In a post-Covid world, micro-insurance addresses flexibility in cash flow, says Income’s chief digital officer Peter Tay. A product like SNACK can lower the entry barrier for consumers to build up their insurance portfolio, despite diverse financial backgrounds.
In addition, the top three banks in Singapore by total assets—DBS Bank, OCBC Bank, United Overseas Bank (UOB)—and Standard Chartered Bank cut their interest rates for their flagship savings accounts in the first week of July.
10 Tips on How to Start the Term Life Insurance Journey with Mixed Experiences
Naturally, consumers would be more keen to explore newer and more flexible options to maximise their savings. This could play to Singlife’s and other life insurers’ advantage. However, the general low interest rate environment doesn’t mean financial products offered by insurers, especially guaranteed return savings ones, could remain unaffected for long.
According to Kapron, there may be an initial wave of consumers moving from banks’ savings products to the ones offered by insurers. But sooner or later, insurers may have to adjust their returns as well.
“The banks can only lend at a certain rate (between 4.25% and 6.25%), which in turn affects the interest rates of savings deposit accounts, as banks seek to maintain their profitability. And the insurance industry is no exception to such a rule in the financial world,” says Kapron.
de Oude is not too worried, though. Compared to banks, he says, insurers have a much wider avenue to invest on behalf of their customers. “Clearly, markets are not what they were, and interest rates are very low. Singlife invests the customers’ account values in a portfolio of assets to create stability and liquidity. Short-term fixed income investments form a significant part of this portfolio.”
Singlife has to quickly establish its branding across Singapore. In a competitive market like the Lion City, consumers are highly likely to trust a significant portion of their savings with an established insurer. It helps that Singlife has a life insurer licence from regulator MAS (We’ve written about Singapore’s digital banking landscape).
The city-state boasts a high insurance penetration of 7.82% (premiums as a % of GDP), slightly ahead of the global average of 6.1%, according to a 2019 report by Swiss Re Institute, the research arm of Zurich-headquartered reinsurer Swiss Re.
In other words, many people in the country have their savings tied up with insurers. Which is why the regulator had carefully put together a risk-based supervision to evaluate insurers. “The last thing that the government wants is allowing the insurance industry to fail,” says Kapron.

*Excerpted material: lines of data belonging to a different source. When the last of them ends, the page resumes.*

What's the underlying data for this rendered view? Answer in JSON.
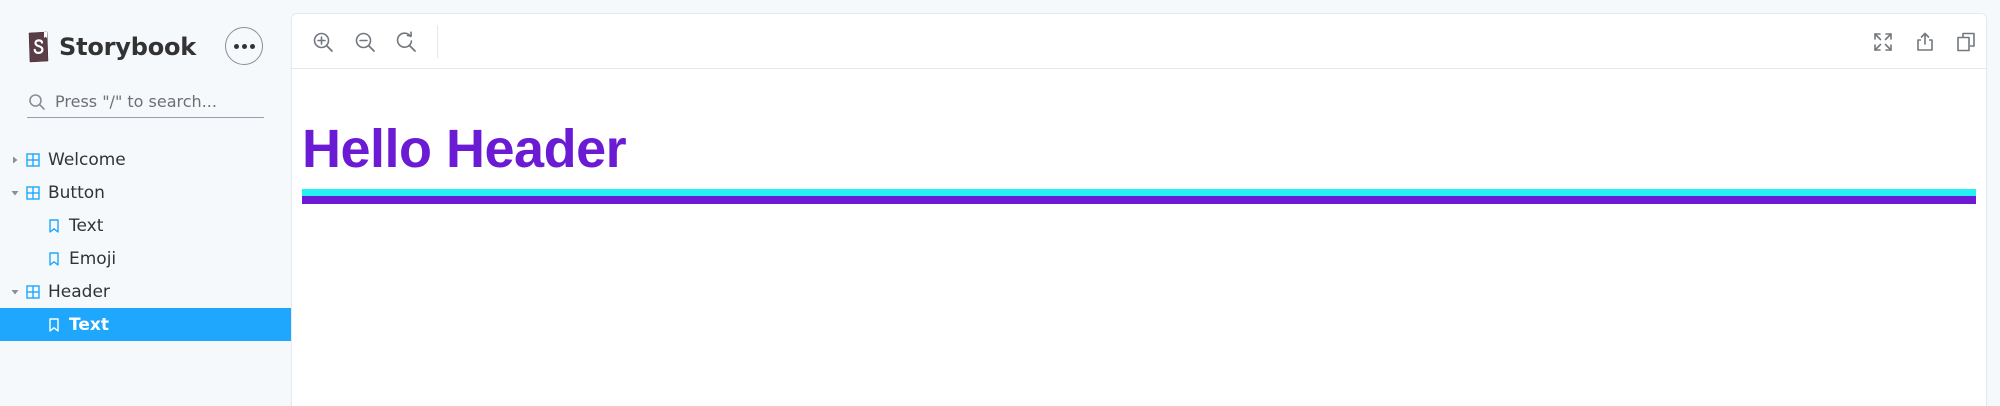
{
  "sidebar": {
    "brand": "Storybook",
    "search_placeholder": "Press \"/\" to search...",
    "items": [
      {
        "label": "Welcome",
        "type": "component",
        "expanded": false
      },
      {
        "label": "Button",
        "type": "component",
        "expanded": true
      },
      {
        "label": "Text",
        "type": "story"
      },
      {
        "label": "Emoji",
        "type": "story"
      },
      {
        "label": "Header",
        "type": "component",
        "expanded": true
      },
      {
        "label": "Text",
        "type": "story",
        "selected": true
      }
    ]
  },
  "toolbar": {
    "left_tools": [
      "zoom-in-icon",
      "zoom-out-icon",
      "zoom-reset-icon"
    ],
    "right_tools": [
      "fullscreen-icon",
      "share-icon",
      "copy-icon"
    ]
  },
  "preview": {
    "heading": "Hello Header"
  },
  "colors": {
    "accent": "#1EA7FD",
    "heading": "#6A1BD3",
    "rule_top": "#22F2F2",
    "rule_bottom": "#6A1BD3",
    "sidebar_bg": "#F6F9FC"
  }
}
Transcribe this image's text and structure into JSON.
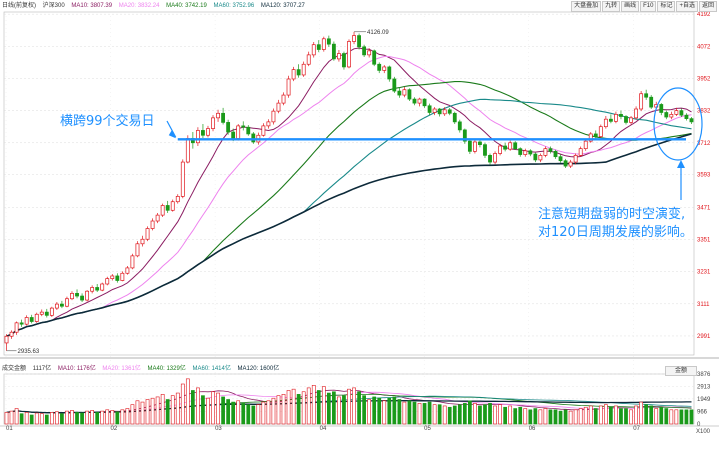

Meanwhile, de Oude hints that Singlife is looking to roll out a new product in the third quarter of 2020, while keeping an eye out for potential acquisitions.
It already snapped up the business portfolio of Zurich Life Singapore in January 2018, giving it scale, some cash, and revenue, as the portfolio contained policies worth S$6 billion (US$4.3 billion). de Oude says he would look to make similar acquisitions in other markets to “build on an existing scale”. The same goes for markets where licences are hard to be acquired.